Your task: Every record is to be printed exactly as it appears.

Input data:
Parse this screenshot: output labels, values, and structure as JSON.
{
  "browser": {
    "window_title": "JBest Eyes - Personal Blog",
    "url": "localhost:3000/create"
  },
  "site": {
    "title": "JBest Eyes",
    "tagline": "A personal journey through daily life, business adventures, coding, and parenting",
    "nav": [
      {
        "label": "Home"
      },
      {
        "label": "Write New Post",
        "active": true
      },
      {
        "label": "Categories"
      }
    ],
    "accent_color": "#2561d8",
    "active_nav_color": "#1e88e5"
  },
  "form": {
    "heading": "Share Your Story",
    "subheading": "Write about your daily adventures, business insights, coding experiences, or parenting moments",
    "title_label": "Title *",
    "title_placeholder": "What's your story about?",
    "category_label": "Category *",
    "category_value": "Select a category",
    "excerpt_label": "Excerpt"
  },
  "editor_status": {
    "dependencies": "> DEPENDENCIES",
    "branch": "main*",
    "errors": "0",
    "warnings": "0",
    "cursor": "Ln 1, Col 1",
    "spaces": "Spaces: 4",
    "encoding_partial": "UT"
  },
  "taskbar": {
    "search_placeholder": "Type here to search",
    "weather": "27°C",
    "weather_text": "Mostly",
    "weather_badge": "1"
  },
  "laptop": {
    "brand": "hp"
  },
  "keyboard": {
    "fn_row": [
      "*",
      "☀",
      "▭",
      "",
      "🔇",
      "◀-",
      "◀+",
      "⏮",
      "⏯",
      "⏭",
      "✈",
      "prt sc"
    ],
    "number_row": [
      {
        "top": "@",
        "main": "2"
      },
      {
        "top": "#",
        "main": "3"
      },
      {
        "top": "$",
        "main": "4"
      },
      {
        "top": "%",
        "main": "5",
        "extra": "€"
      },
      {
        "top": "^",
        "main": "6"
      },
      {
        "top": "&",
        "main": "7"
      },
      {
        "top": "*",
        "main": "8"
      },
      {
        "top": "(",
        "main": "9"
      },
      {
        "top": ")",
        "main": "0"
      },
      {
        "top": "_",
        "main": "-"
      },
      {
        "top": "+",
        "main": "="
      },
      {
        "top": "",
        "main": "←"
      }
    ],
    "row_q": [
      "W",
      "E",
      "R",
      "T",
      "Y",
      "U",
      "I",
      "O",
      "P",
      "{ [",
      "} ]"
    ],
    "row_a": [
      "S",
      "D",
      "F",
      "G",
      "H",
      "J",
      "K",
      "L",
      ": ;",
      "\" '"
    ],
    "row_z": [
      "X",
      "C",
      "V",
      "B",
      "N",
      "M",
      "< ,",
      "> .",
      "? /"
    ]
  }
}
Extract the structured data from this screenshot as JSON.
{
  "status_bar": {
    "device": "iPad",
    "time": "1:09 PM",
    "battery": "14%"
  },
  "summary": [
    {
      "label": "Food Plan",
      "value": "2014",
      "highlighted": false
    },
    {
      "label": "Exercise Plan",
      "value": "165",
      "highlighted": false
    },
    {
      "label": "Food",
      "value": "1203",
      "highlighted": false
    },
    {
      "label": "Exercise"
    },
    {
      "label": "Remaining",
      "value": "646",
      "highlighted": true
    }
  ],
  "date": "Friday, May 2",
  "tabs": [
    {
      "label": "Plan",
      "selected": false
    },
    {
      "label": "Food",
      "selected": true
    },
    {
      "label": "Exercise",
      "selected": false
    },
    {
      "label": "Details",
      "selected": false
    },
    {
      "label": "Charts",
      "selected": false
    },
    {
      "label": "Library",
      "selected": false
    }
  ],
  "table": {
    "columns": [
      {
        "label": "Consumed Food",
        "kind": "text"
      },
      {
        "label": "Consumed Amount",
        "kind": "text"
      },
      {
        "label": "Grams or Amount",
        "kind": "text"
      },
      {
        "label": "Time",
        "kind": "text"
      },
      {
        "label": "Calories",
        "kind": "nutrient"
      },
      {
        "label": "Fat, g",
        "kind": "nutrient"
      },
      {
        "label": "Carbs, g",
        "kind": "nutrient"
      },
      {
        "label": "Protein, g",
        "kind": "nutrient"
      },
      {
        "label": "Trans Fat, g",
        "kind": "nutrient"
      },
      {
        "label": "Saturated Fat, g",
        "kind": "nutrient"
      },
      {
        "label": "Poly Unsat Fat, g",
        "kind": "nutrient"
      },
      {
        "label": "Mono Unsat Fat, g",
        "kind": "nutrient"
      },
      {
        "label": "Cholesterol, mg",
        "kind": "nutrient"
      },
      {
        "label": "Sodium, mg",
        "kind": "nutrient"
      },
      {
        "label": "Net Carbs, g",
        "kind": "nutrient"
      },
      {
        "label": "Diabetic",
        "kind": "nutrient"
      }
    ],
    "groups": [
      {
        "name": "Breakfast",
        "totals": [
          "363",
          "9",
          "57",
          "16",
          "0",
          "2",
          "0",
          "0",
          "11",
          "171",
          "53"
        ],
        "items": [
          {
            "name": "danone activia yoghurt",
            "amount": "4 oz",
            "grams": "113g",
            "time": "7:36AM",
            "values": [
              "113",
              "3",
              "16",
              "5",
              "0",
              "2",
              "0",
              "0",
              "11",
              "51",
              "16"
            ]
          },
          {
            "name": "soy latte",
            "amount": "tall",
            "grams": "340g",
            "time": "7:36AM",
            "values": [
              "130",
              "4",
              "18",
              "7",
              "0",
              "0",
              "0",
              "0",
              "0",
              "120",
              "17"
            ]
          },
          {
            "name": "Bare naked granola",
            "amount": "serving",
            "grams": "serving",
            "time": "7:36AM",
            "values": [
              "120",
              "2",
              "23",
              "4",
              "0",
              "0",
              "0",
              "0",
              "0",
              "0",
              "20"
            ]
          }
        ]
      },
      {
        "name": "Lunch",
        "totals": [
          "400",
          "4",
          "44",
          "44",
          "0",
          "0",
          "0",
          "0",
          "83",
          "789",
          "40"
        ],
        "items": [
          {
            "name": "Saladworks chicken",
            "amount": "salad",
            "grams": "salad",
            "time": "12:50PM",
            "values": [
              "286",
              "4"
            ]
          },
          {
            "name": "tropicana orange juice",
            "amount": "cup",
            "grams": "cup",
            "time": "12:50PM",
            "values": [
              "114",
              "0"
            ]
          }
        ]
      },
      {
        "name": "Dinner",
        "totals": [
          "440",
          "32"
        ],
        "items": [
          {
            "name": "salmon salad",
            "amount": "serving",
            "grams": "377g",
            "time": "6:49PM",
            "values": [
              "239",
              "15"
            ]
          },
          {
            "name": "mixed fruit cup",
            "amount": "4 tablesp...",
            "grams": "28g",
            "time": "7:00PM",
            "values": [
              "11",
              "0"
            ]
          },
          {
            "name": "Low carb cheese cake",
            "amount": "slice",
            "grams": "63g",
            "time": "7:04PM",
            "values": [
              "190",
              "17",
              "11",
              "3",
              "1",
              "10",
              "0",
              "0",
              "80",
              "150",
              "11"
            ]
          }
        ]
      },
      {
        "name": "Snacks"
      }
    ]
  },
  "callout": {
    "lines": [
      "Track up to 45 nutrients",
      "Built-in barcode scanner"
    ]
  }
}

Completed exercise:
Parse this screenshot: output labels, values, and structure as JSON.
{
  "browser": {
    "window_title": "JBest Eyes - Personal Blog",
    "url": "localhost:3000/create"
  },
  "site": {
    "title": "JBest Eyes",
    "tagline": "A personal journey through daily life, business adventures, coding, and parenting",
    "nav": [
      {
        "label": "Home"
      },
      {
        "label": "Write New Post",
        "active": true
      },
      {
        "label": "Categories"
      }
    ],
    "accent_color": "#2561d8",
    "active_nav_color": "#1e88e5"
  },
  "form": {
    "heading": "Share Your Story",
    "subheading": "Write about your daily adventures, business insights, coding experiences, or parenting moments",
    "title_label": "Title *",
    "title_placeholder": "What's your story about?",
    "category_label": "Category *",
    "category_value": "Select a category",
    "excerpt_label": "Excerpt"
  },
  "editor_status": {
    "dependencies": "> DEPENDENCIES",
    "branch": "main*",
    "errors": "0",
    "warnings": "0",
    "cursor": "Ln 1, Col 1",
    "spaces": "Spaces: 4",
    "encoding_partial": "UT"
  },
  "taskbar": {
    "search_placeholder": "Type here to search",
    "weather": "27°C",
    "weather_text": "Mostly",
    "weather_badge": "1"
  },
  "laptop": {
    "brand": "hp"
  },
  "keyboard": {
    "fn_row": [
      "*",
      "☀",
      "▭",
      "",
      "🔇",
      "◀-",
      "◀+",
      "⏮",
      "⏯",
      "⏭",
      "✈",
      "prt sc"
    ],
    "number_row": [
      {
        "top": "@",
        "main": "2"
      },
      {
        "top": "#",
        "main": "3"
      },
      {
        "top": "$",
        "main": "4"
      },
      {
        "top": "%",
        "main": "5",
        "extra": "€"
      },
      {
        "top": "^",
        "main": "6"
      },
      {
        "top": "&",
        "main": "7"
      },
      {
        "top": "*",
        "main": "8"
      },
      {
        "top": "(",
        "main": "9"
      },
      {
        "top": ")",
        "main": "0"
      },
      {
        "top": "_",
        "main": "-"
      },
      {
        "top": "+",
        "main": "="
      },
      {
        "top": "",
        "main": "←"
      }
    ],
    "row_q": [
      "W",
      "E",
      "R",
      "T",
      "Y",
      "U",
      "I",
      "O",
      "P",
      "{ [",
      "} ]"
    ],
    "row_a": [
      "S",
      "D",
      "F",
      "G",
      "H",
      "J",
      "K",
      "L",
      ": ;",
      "\" '"
    ],
    "row_z": [
      "X",
      "C",
      "V",
      "B",
      "N",
      "M",
      "< ,",
      "> .",
      "? /"
    ]
  }
}
Extract the structured data from this screenshot as JSON.
{
  "status_bar": {
    "device": "iPad",
    "time": "1:09 PM",
    "battery": "14%"
  },
  "summary": [
    {
      "label": "Food Plan",
      "value": "2014",
      "highlighted": false
    },
    {
      "label": "Exercise Plan",
      "value": "165",
      "highlighted": false
    },
    {
      "label": "Food",
      "value": "1203",
      "highlighted": false
    },
    {
      "label": "Exercise"
    },
    {
      "label": "Remaining",
      "value": "646",
      "highlighted": true
    }
  ],
  "date": "Friday, May 2",
  "tabs": [
    {
      "label": "Plan",
      "selected": false
    },
    {
      "label": "Food",
      "selected": true
    },
    {
      "label": "Exercise",
      "selected": false
    },
    {
      "label": "Details",
      "selected": false
    },
    {
      "label": "Charts",
      "selected": false
    },
    {
      "label": "Library",
      "selected": false
    }
  ],
  "table": {
    "columns": [
      {
        "label": "Consumed Food",
        "kind": "text"
      },
      {
        "label": "Consumed Amount",
        "kind": "text"
      },
      {
        "label": "Grams or Amount",
        "kind": "text"
      },
      {
        "label": "Time",
        "kind": "text"
      },
      {
        "label": "Calories",
        "kind": "nutrient"
      },
      {
        "label": "Fat, g",
        "kind": "nutrient"
      },
      {
        "label": "Carbs, g",
        "kind": "nutrient"
      },
      {
        "label": "Protein, g",
        "kind": "nutrient"
      },
      {
        "label": "Trans Fat, g",
        "kind": "nutrient"
      },
      {
        "label": "Saturated Fat, g",
        "kind": "nutrient"
      },
      {
        "label": "Poly Unsat Fat, g",
        "kind": "nutrient"
      },
      {
        "label": "Mono Unsat Fat, g",
        "kind": "nutrient"
      },
      {
        "label": "Cholesterol, mg",
        "kind": "nutrient"
      },
      {
        "label": "Sodium, mg",
        "kind": "nutrient"
      },
      {
        "label": "Net Carbs, g",
        "kind": "nutrient"
      },
      {
        "label": "Diabetic",
        "kind": "nutrient"
      }
    ],
    "groups": [
      {
        "name": "Breakfast",
        "totals": [
          "363",
          "9",
          "57",
          "16",
          "0",
          "2",
          "0",
          "0",
          "11",
          "171",
          "53"
        ],
        "items": [
          {
            "name": "danone activia yoghurt",
            "amount": "4 oz",
            "grams": "113g",
            "time": "7:36AM",
            "values": [
              "113",
              "3",
              "16",
              "5",
              "0",
              "2",
              "0",
              "0",
              "11",
              "51",
              "16"
            ]
          },
          {
            "name": "soy latte",
            "amount": "tall",
            "grams": "340g",
            "time": "7:36AM",
            "values": [
              "130",
              "4",
              "18",
              "7",
              "0",
              "0",
              "0",
              "0",
              "0",
              "120",
              "17"
            ]
          },
          {
            "name": "Bare naked granola",
            "amount": "serving",
            "grams": "serving",
            "time": "7:36AM",
            "values": [
              "120",
              "2",
              "23",
              "4",
              "0",
              "0",
              "0",
              "0",
              "0",
              "0",
              "20"
            ]
          }
        ]
      },
      {
        "name": "Lunch",
        "totals": [
          "400",
          "4",
          "44",
          "44",
          "0",
          "0",
          "0",
          "0",
          "83",
          "789",
          "40"
        ],
        "items": [
          {
            "name": "Saladworks chicken",
            "amount": "salad",
            "grams": "salad",
            "time": "12:50PM",
            "values": [
              "286",
              "4"
            ]
          },
          {
            "name": "tropicana orange juice",
            "amount": "cup",
            "grams": "cup",
            "time": "12:50PM",
            "values": [
              "114",
              "0"
            ]
          }
        ]
      },
      {
        "name": "Dinner",
        "totals": [
          "440",
          "32"
        ],
        "items": [
          {
            "name": "salmon salad",
            "amount": "serving",
            "grams": "377g",
            "time": "6:49PM",
            "values": [
              "239",
              "15"
            ]
          },
          {
            "name": "mixed fruit cup",
            "amount": "4 tablesp...",
            "grams": "28g",
            "time": "7:00PM",
            "values": [
              "11",
              "0"
            ]
          },
          {
            "name": "Low carb cheese cake",
            "amount": "slice",
            "grams": "63g",
            "time": "7:04PM",
            "values": [
              "190",
              "17",
              "11",
              "3",
              "1",
              "10",
              "0",
              "0",
              "80",
              "150",
              "11"
            ]
          }
        ]
      },
      {
        "name": "Snacks"
      }
    ]
  },
  "callout": {
    "lines": [
      "Track up to 45 nutrients",
      "Built-in barcode scanner"
    ]
  }
}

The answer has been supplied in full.